So, that one more holiday period death in 2013/14 than in 2012/13 is bad, but in context—lowest December road toll on record, a continual decline in road deaths over time, including fewer road deaths in 2013 than 2012—we see that things are actually getting better all the time and fewer people overall are dying on New Zealand roads. This is pretty great news, actually—why isn’t that the story being reported?

Two reasons: First, the newsmedia dwells on negative news and conflict. Immediately after the Herald’s tiny bit of context for the holiday statistics, they said this: “The increase in fatalities has prompted top officials to call for greater driver responsibility on the roads—however one organisation has also hit out at tough anti-speeding campaigns on roads.”

That assertion wasn’t actually supported by the quotes in the article. The source they quoted actually said that focusing on speed alone wasn’t enough, because, he said, most deaths occur below the posted speed limit. He also said that even those that are speed-related often have other factors, all of which is true.

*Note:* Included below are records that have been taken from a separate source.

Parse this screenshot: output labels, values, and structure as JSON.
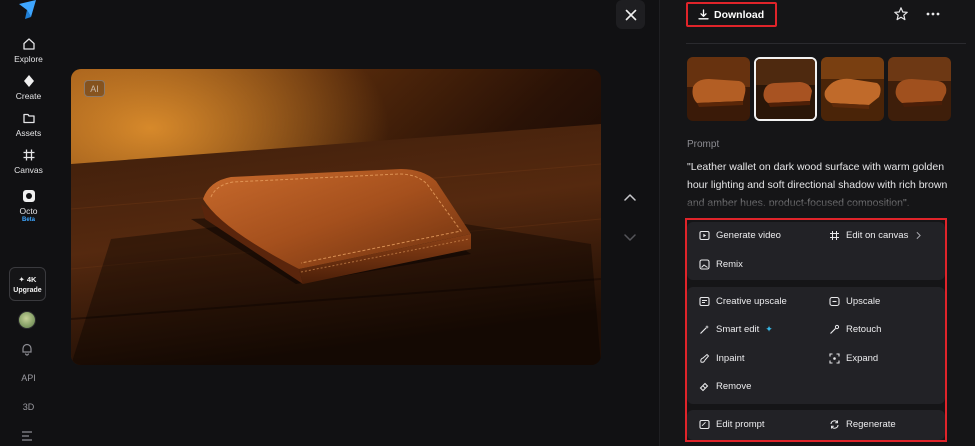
{
  "nav": {
    "items": [
      {
        "label": "Explore",
        "icon": "home-icon"
      },
      {
        "label": "Create",
        "icon": "diamond-icon"
      },
      {
        "label": "Assets",
        "icon": "folder-icon"
      },
      {
        "label": "Canvas",
        "icon": "canvas-grid-icon"
      },
      {
        "label": "Octo",
        "icon": "octo-icon"
      }
    ],
    "beta_badge": "Beta",
    "upgrade": {
      "line1": "✦ 4K",
      "line2": "Upgrade"
    },
    "api": "API",
    "d3": "3D"
  },
  "viewer": {
    "ai_badge": "AI"
  },
  "panel": {
    "download_label": "Download",
    "prompt_label": "Prompt",
    "prompt_text": "\"Leather wallet on dark wood surface with warm golden hour lighting and soft directional shadow with rich brown and amber hues, product-focused composition\".",
    "actions": {
      "generate_video": "Generate video",
      "edit_on_canvas": "Edit on canvas",
      "remix": "Remix",
      "creative_upscale": "Creative upscale",
      "upscale": "Upscale",
      "smart_edit": "Smart edit",
      "retouch": "Retouch",
      "inpaint": "Inpaint",
      "expand": "Expand",
      "remove": "Remove",
      "edit_prompt": "Edit prompt",
      "regenerate": "Regenerate"
    }
  },
  "colors": {
    "highlight_red": "#e0242a",
    "accent_blue": "#37b8e6"
  }
}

The other reason the newsmedia highlighted the bad news is that the NZ Police highlighted the bad news, in part because it advances their interests to do so.

The police reduced the tolerance (how much above the speed limit one can drive before getting a ticket) from 10 km/h to 4 km/h for two months from December 1. However, since they began keeping records back in 1997, the mean open road speed has been declining (from 102 km/h in 1997 to 95.6 in 2012). Only about 25% of divers exceed the open road speed limit of 100 km/h, and many of them would surely be within the 4 km/h tolerance.

So, if the police want to make the lower tolerance permanent, they have a problem: If road deaths are trending downward—and they are—and if speed is not the sole factor in most road deaths—and it’s not—then how can they convince people to support a low speed tolerance? One way is to highlight bad news, and that appears to be working. A recent NZ Herald DigiPoll claims that a majority of New Zealanders back a permanent 4 km/h tolerance.

So, what we have is classic situation in which good news is hidden behind bad news: The newsmedia reports government statistics largely uncritically, stirs in a dash of conflict, leaving a government agency and politicians free to use the worst data to sell their preferred action to the public—people who, unless they go and look at the statistics themselves, probably have no idea that things are far better than the newsmedia, the government or politicians claim.

If all this sounds overly cynical, then it’s important to add that the real cynics are convinced that the whole point of the lower tolerance is to raise revenue through tickets. However, I’ve seen no evidence to back that contention.

This whole thing is a good example of why I issued the challenge to look behind the news, to search out the positive in what is often unfairly or incorrectly negative news reporting. We deserve to know the whole story, not just what government or political spin meisters want us to know.

Despite what they all say, the real news here is that road deaths in New Zealand are declining, and that’s great news, indeed.

Any bloggers who participated in this experiment are welcome to leave a link in the comments. Next week, I won’t explain all the detail as to why good news is being overlooked, instead I’ll just focus on some good news of some sort—I just don’t know what yet.


rogerogreen said...

I pretty much ran out of time - this is why I write ahead in my own blog - but here's SOMETHING: http://blog.timesunion.com/rogergreen/good-news-from-bad-1/3984/

Arthur (AmeriNZ) said...

I'll give you special dispensation…